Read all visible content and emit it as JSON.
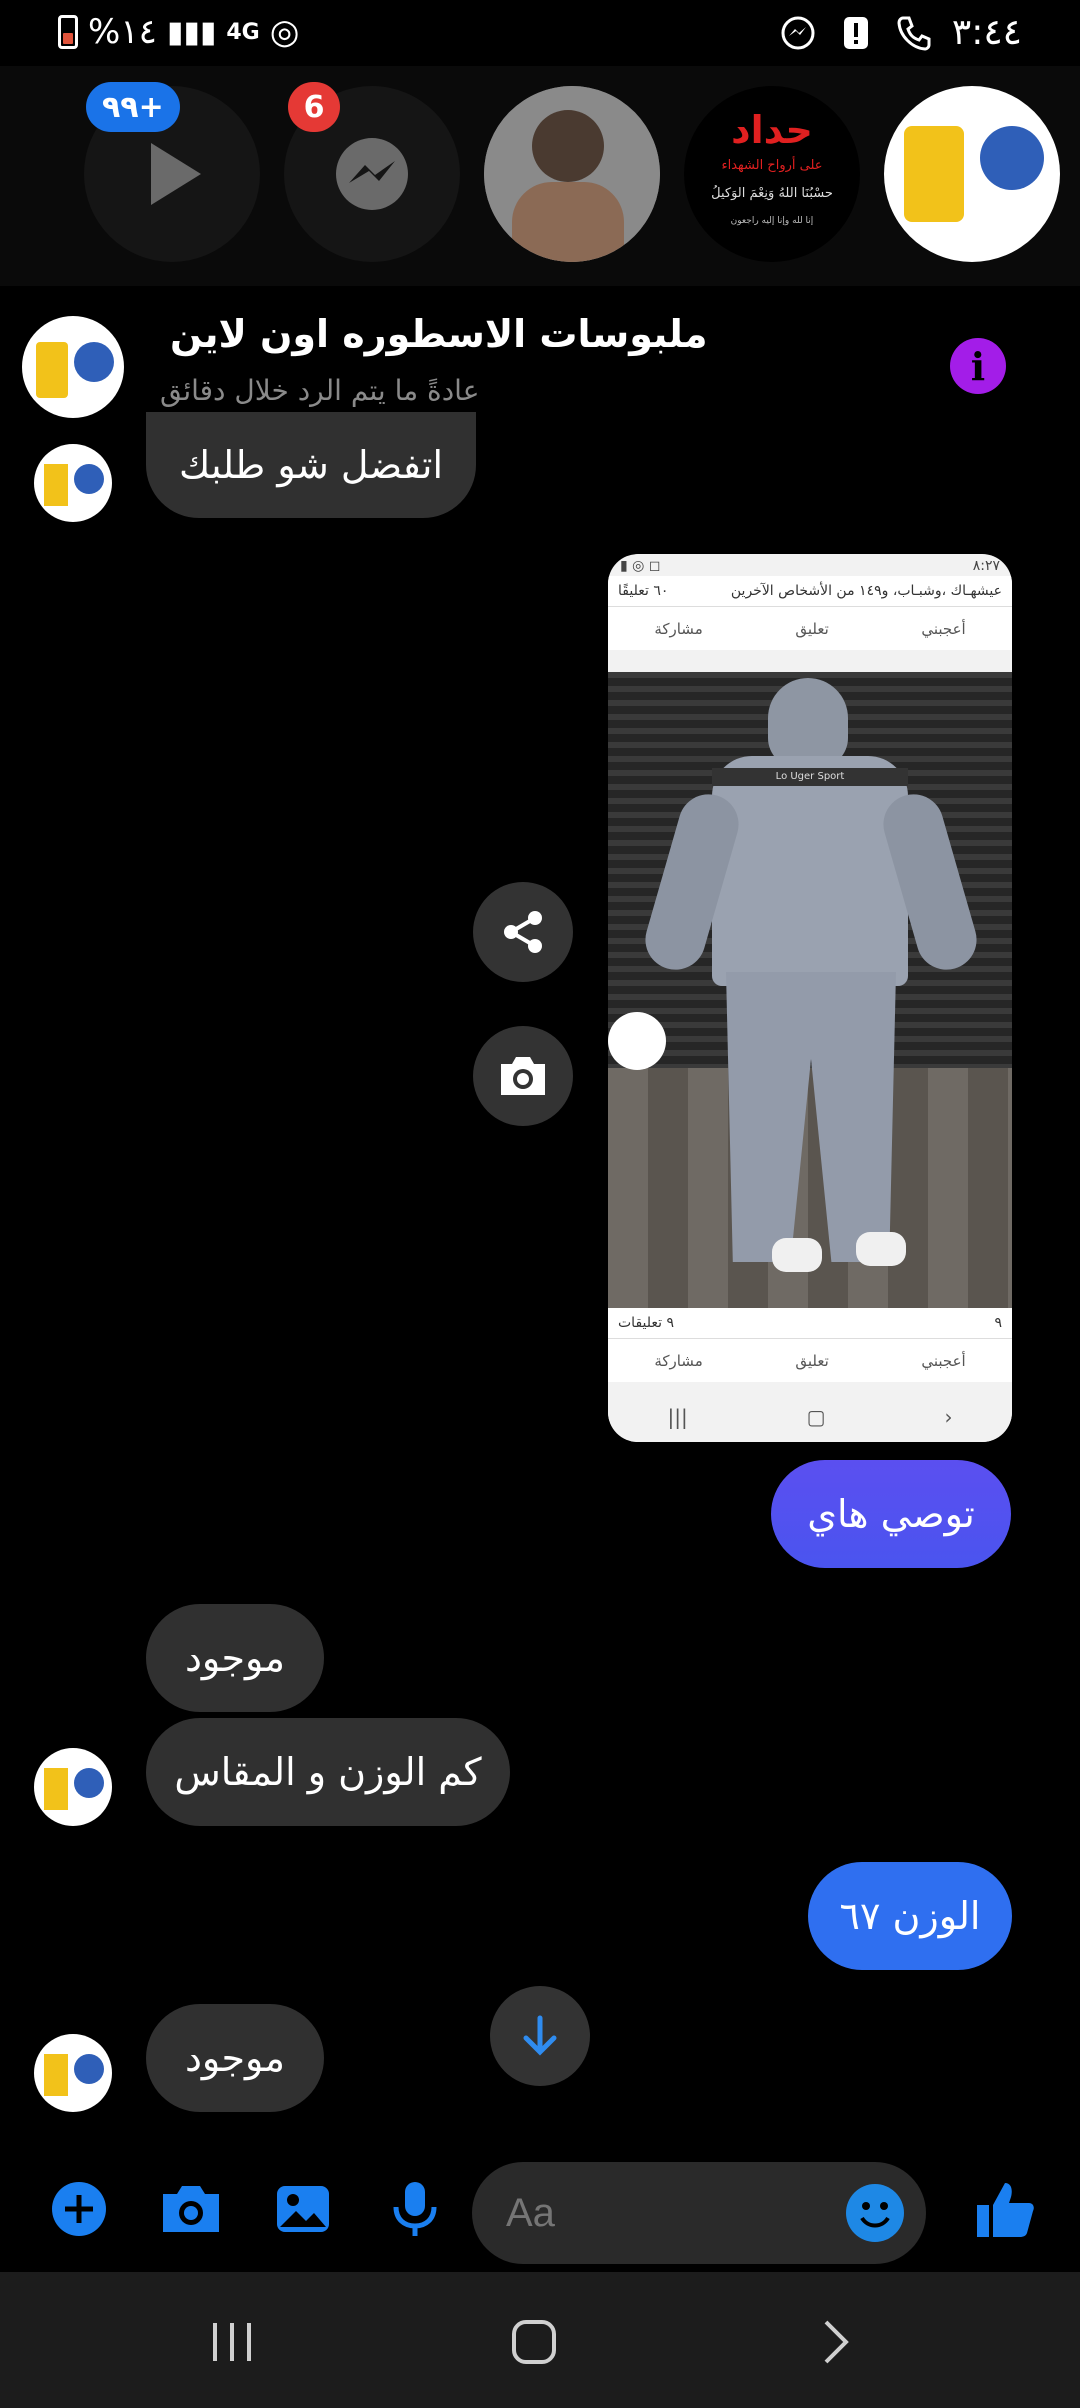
{
  "status_bar": {
    "battery_percent": "%١٤",
    "network": "4G",
    "time": "٣:٤٤"
  },
  "chat_heads": {
    "badge_watch": "٩٩+",
    "badge_messenger": "6",
    "ad_text_1": "حداد",
    "ad_text_2": "على أرواح الشهداء",
    "ad_text_3": "حسْبُنَا اللهُ وَنِعْمَ الوَكيلُ",
    "ad_text_4": "إنا لله وإنا إليه راجعون"
  },
  "chat": {
    "title": "ملبوسات الاسطوره اون لاين",
    "subtitle": "عادةً ما يتم الرد خلال دقائق"
  },
  "messages": {
    "m1": "اتفضل شو طلبك",
    "m2": "توصي هاي",
    "m3": "موجود",
    "m4": "كم الوزن و المقاس",
    "m5": "الوزن ٦٧",
    "m6": "موجود"
  },
  "shared_image": {
    "status_time": "٨:٢٧",
    "top_text": "عيشهـاك ،وشبـاب، و١٤٩ من الأشخاص الآخرين",
    "top_comments": "٦٠ تعليقًا",
    "like": "أعجبني",
    "comment": "تعليق",
    "share": "مشاركة",
    "bottom_likes": "٩",
    "bottom_comments": "٩ تعليقات",
    "brand_text": "Lo Uger Sport"
  },
  "composer": {
    "placeholder": "Aa"
  },
  "colors": {
    "outgoing_gradient_top": "#5b4ff0",
    "outgoing_gradient_bottom": "#2f6ff0",
    "incoming_bubble": "#303030",
    "accent_blue": "#1a73e8",
    "info_purple": "#a31de8"
  }
}
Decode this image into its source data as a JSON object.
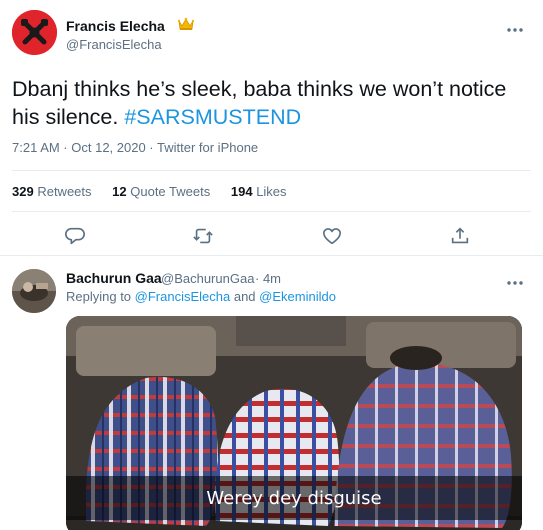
{
  "tweet": {
    "author_name": "Francis Elecha",
    "author_badge": "crown-emoji",
    "author_handle": "@FrancisElecha",
    "text_main": "Dbanj thinks he’s sleek, baba thinks we won’t notice his silence. ",
    "hashtag": "#SARSMUSTEND",
    "meta": "7:21 AM · Oct 12, 2020 · Twitter for iPhone",
    "stats": {
      "retweets_count": "329",
      "retweets_label": "Retweets",
      "quotes_count": "12",
      "quotes_label": "Quote Tweets",
      "likes_count": "194",
      "likes_label": "Likes"
    },
    "actions": [
      "reply-icon",
      "retweet-icon",
      "like-icon",
      "share-icon"
    ]
  },
  "reply": {
    "author_name": "Bachurun Gaa",
    "author_handle": "@BachurunGaa",
    "time": "· 4m",
    "replying_prefix": "Replying to ",
    "mention_1": "@FrancisElecha",
    "replying_and": " and ",
    "mention_2": "@Ekeminildo",
    "media_caption": "Werey dey disguise"
  },
  "colors": {
    "link": "#1b95e0",
    "secondary_text": "#5b7083",
    "divider": "#e6ecf0",
    "avatar_main": "#e0242c"
  }
}
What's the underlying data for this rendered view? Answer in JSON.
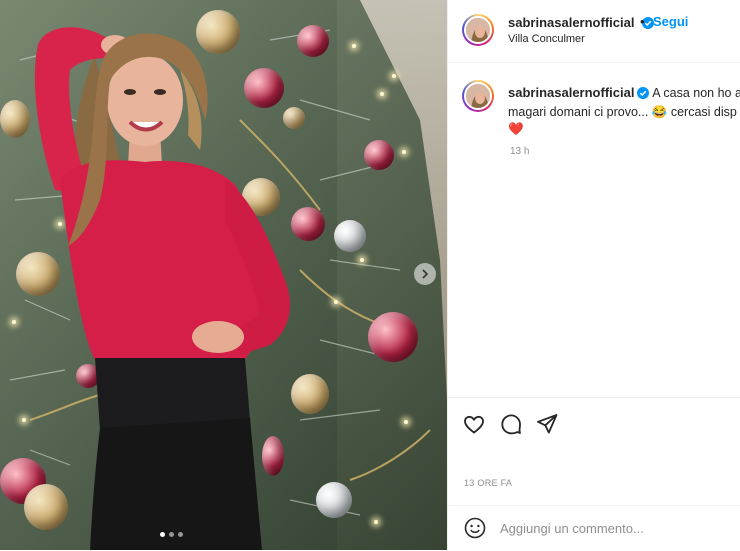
{
  "post": {
    "username": "sabrinasalernofficial",
    "follow_label": "Segui",
    "separator": "•",
    "location": "Villa Conculmer",
    "caption_username": "sabrinasalernofficial",
    "caption_line1": "A casa non ho anc",
    "caption_line2": "magari domani ci provo... 😂 cercasi disp",
    "caption_emoji": "❤️",
    "comment_time": "13 h",
    "post_age": "13 ORE FA",
    "comment_placeholder": "Aggiungi un commento...",
    "carousel": {
      "total_images": 3,
      "active_index": 0
    }
  },
  "icons": {
    "verified": "verified-badge-icon",
    "like": "heart-icon",
    "comment": "comment-bubble-icon",
    "share": "paper-plane-icon",
    "emoji": "emoji-smile-icon",
    "next": "chevron-right-icon"
  },
  "colors": {
    "link_blue": "#0095f6",
    "text": "#262626",
    "muted": "#8e8e8e",
    "heart_red": "#e0245e"
  }
}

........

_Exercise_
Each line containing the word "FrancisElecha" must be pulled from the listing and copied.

_Problem solution_
    "author_handle": "@FrancisElecha",
    "mention_1": "@FrancisElecha",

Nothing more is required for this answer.